Collection entries

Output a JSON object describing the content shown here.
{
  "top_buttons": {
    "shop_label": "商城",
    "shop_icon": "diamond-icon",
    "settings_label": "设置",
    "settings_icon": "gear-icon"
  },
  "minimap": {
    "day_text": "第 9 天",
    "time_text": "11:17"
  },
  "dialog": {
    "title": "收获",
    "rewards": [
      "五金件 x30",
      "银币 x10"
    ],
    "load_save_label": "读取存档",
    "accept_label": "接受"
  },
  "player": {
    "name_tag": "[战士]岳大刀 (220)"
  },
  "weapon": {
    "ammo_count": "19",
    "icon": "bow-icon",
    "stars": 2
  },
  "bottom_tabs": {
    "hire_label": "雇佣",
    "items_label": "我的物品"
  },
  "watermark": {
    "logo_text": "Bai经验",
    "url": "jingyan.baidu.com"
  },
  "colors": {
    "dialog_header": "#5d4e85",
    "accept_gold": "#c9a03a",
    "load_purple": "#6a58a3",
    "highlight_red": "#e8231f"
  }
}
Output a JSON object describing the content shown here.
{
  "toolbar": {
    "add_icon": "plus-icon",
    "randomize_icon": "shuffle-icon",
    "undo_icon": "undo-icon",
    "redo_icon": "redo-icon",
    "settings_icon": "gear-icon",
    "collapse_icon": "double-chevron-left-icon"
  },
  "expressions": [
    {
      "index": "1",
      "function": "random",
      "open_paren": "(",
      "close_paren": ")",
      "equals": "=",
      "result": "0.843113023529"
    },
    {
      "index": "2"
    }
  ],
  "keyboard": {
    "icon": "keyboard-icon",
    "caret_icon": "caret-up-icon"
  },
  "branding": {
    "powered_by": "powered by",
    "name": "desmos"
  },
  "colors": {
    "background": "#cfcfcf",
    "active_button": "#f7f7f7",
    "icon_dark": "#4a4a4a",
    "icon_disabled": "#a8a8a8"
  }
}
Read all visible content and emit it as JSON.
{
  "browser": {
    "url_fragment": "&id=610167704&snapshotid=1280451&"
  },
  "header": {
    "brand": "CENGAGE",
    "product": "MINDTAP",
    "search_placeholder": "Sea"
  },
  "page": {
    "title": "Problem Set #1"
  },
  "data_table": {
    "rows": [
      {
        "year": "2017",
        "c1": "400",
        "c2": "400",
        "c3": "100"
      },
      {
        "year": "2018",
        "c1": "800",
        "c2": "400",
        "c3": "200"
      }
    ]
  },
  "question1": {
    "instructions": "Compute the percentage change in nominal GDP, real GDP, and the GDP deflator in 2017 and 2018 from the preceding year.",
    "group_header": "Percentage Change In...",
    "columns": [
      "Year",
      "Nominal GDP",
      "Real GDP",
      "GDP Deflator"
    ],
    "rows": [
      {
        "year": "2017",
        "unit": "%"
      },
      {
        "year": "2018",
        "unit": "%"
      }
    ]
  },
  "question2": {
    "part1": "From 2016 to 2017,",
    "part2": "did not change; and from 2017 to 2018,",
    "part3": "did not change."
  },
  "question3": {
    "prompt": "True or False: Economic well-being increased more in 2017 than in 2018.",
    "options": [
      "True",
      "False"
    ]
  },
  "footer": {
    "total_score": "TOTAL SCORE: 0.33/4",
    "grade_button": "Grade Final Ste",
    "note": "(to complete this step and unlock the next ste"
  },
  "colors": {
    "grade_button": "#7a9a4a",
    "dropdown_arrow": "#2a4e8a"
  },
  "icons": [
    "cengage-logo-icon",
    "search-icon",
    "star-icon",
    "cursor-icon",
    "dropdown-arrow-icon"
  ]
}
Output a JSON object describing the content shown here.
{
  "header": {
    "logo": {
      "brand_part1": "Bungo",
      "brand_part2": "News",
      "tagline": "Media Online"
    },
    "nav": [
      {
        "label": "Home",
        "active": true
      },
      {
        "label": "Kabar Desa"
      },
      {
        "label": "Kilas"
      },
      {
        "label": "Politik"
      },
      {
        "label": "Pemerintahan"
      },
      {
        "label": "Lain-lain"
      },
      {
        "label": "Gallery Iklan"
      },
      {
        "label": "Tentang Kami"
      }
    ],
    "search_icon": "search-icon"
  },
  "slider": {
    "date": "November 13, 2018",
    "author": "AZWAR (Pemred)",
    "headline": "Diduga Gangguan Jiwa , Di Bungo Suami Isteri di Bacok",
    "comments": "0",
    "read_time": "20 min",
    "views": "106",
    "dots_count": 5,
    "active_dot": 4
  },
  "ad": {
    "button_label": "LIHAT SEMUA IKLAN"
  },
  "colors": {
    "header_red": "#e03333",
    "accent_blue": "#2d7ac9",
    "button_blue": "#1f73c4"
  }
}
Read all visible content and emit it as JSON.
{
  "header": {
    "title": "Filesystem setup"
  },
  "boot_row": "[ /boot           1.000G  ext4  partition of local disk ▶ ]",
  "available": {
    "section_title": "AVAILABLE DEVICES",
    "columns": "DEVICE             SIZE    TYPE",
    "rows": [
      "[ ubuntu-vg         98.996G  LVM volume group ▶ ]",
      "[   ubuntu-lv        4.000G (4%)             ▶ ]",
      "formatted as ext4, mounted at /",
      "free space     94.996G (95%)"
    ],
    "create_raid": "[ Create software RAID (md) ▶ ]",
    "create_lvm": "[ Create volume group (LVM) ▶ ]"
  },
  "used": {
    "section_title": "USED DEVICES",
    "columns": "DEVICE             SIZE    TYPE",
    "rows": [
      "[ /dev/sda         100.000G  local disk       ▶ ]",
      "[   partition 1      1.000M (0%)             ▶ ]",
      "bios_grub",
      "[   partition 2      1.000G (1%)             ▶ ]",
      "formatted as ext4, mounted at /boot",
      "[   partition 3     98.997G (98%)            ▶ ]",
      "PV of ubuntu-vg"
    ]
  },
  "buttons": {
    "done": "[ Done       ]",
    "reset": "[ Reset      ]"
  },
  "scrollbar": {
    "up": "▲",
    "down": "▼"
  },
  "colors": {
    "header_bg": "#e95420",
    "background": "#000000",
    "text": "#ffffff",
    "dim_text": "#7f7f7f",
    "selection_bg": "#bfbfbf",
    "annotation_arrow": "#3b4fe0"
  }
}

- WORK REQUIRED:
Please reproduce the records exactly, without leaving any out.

- RESULT OF THIS TASK:
Output a JSON object describing the content shown here.
{
  "top_buttons": {
    "shop_label": "商城",
    "shop_icon": "diamond-icon",
    "settings_label": "设置",
    "settings_icon": "gear-icon"
  },
  "minimap": {
    "day_text": "第 9 天",
    "time_text": "11:17"
  },
  "dialog": {
    "title": "收获",
    "rewards": [
      "五金件 x30",
      "银币 x10"
    ],
    "load_save_label": "读取存档",
    "accept_label": "接受"
  },
  "player": {
    "name_tag": "[战士]岳大刀 (220)"
  },
  "weapon": {
    "ammo_count": "19",
    "icon": "bow-icon",
    "stars": 2
  },
  "bottom_tabs": {
    "hire_label": "雇佣",
    "items_label": "我的物品"
  },
  "watermark": {
    "logo_text": "Bai经验",
    "url": "jingyan.baidu.com"
  },
  "colors": {
    "dialog_header": "#5d4e85",
    "accept_gold": "#c9a03a",
    "load_purple": "#6a58a3",
    "highlight_red": "#e8231f"
  }
}
Output a JSON object describing the content shown here.
{
  "toolbar": {
    "add_icon": "plus-icon",
    "randomize_icon": "shuffle-icon",
    "undo_icon": "undo-icon",
    "redo_icon": "redo-icon",
    "settings_icon": "gear-icon",
    "collapse_icon": "double-chevron-left-icon"
  },
  "expressions": [
    {
      "index": "1",
      "function": "random",
      "open_paren": "(",
      "close_paren": ")",
      "equals": "=",
      "result": "0.843113023529"
    },
    {
      "index": "2"
    }
  ],
  "keyboard": {
    "icon": "keyboard-icon",
    "caret_icon": "caret-up-icon"
  },
  "branding": {
    "powered_by": "powered by",
    "name": "desmos"
  },
  "colors": {
    "background": "#cfcfcf",
    "active_button": "#f7f7f7",
    "icon_dark": "#4a4a4a",
    "icon_disabled": "#a8a8a8"
  }
}
Read all visible content and emit it as JSON.
{
  "browser": {
    "url_fragment": "&id=610167704&snapshotid=1280451&"
  },
  "header": {
    "brand": "CENGAGE",
    "product": "MINDTAP",
    "search_placeholder": "Sea"
  },
  "page": {
    "title": "Problem Set #1"
  },
  "data_table": {
    "rows": [
      {
        "year": "2017",
        "c1": "400",
        "c2": "400",
        "c3": "100"
      },
      {
        "year": "2018",
        "c1": "800",
        "c2": "400",
        "c3": "200"
      }
    ]
  },
  "question1": {
    "instructions": "Compute the percentage change in nominal GDP, real GDP, and the GDP deflator in 2017 and 2018 from the preceding year.",
    "group_header": "Percentage Change In...",
    "columns": [
      "Year",
      "Nominal GDP",
      "Real GDP",
      "GDP Deflator"
    ],
    "rows": [
      {
        "year": "2017",
        "unit": "%"
      },
      {
        "year": "2018",
        "unit": "%"
      }
    ]
  },
  "question2": {
    "part1": "From 2016 to 2017,",
    "part2": "did not change; and from 2017 to 2018,",
    "part3": "did not change."
  },
  "question3": {
    "prompt": "True or False: Economic well-being increased more in 2017 than in 2018.",
    "options": [
      "True",
      "False"
    ]
  },
  "footer": {
    "total_score": "TOTAL SCORE: 0.33/4",
    "grade_button": "Grade Final Ste",
    "note": "(to complete this step and unlock the next ste"
  },
  "colors": {
    "grade_button": "#7a9a4a",
    "dropdown_arrow": "#2a4e8a"
  },
  "icons": [
    "cengage-logo-icon",
    "search-icon",
    "star-icon",
    "cursor-icon",
    "dropdown-arrow-icon"
  ]
}
Output a JSON object describing the content shown here.
{
  "header": {
    "logo": {
      "brand_part1": "Bungo",
      "brand_part2": "News",
      "tagline": "Media Online"
    },
    "nav": [
      {
        "label": "Home",
        "active": true
      },
      {
        "label": "Kabar Desa"
      },
      {
        "label": "Kilas"
      },
      {
        "label": "Politik"
      },
      {
        "label": "Pemerintahan"
      },
      {
        "label": "Lain-lain"
      },
      {
        "label": "Gallery Iklan"
      },
      {
        "label": "Tentang Kami"
      }
    ],
    "search_icon": "search-icon"
  },
  "slider": {
    "date": "November 13, 2018",
    "author": "AZWAR (Pemred)",
    "headline": "Diduga Gangguan Jiwa , Di Bungo Suami Isteri di Bacok",
    "comments": "0",
    "read_time": "20 min",
    "views": "106",
    "dots_count": 5,
    "active_dot": 4
  },
  "ad": {
    "button_label": "LIHAT SEMUA IKLAN"
  },
  "colors": {
    "header_red": "#e03333",
    "accent_blue": "#2d7ac9",
    "button_blue": "#1f73c4"
  }
}
Read all visible content and emit it as JSON.
{
  "header": {
    "title": "Filesystem setup"
  },
  "boot_row": "[ /boot           1.000G  ext4  partition of local disk ▶ ]",
  "available": {
    "section_title": "AVAILABLE DEVICES",
    "columns": "DEVICE             SIZE    TYPE",
    "rows": [
      "[ ubuntu-vg         98.996G  LVM volume group ▶ ]",
      "[   ubuntu-lv        4.000G (4%)             ▶ ]",
      "formatted as ext4, mounted at /",
      "free space     94.996G (95%)"
    ],
    "create_raid": "[ Create software RAID (md) ▶ ]",
    "create_lvm": "[ Create volume group (LVM) ▶ ]"
  },
  "used": {
    "section_title": "USED DEVICES",
    "columns": "DEVICE             SIZE    TYPE",
    "rows": [
      "[ /dev/sda         100.000G  local disk       ▶ ]",
      "[   partition 1      1.000M (0%)             ▶ ]",
      "bios_grub",
      "[   partition 2      1.000G (1%)             ▶ ]",
      "formatted as ext4, mounted at /boot",
      "[   partition 3     98.997G (98%)            ▶ ]",
      "PV of ubuntu-vg"
    ]
  },
  "buttons": {
    "done": "[ Done       ]",
    "reset": "[ Reset      ]"
  },
  "scrollbar": {
    "up": "▲",
    "down": "▼"
  },
  "colors": {
    "header_bg": "#e95420",
    "background": "#000000",
    "text": "#ffffff",
    "dim_text": "#7f7f7f",
    "selection_bg": "#bfbfbf",
    "annotation_arrow": "#3b4fe0"
  }
}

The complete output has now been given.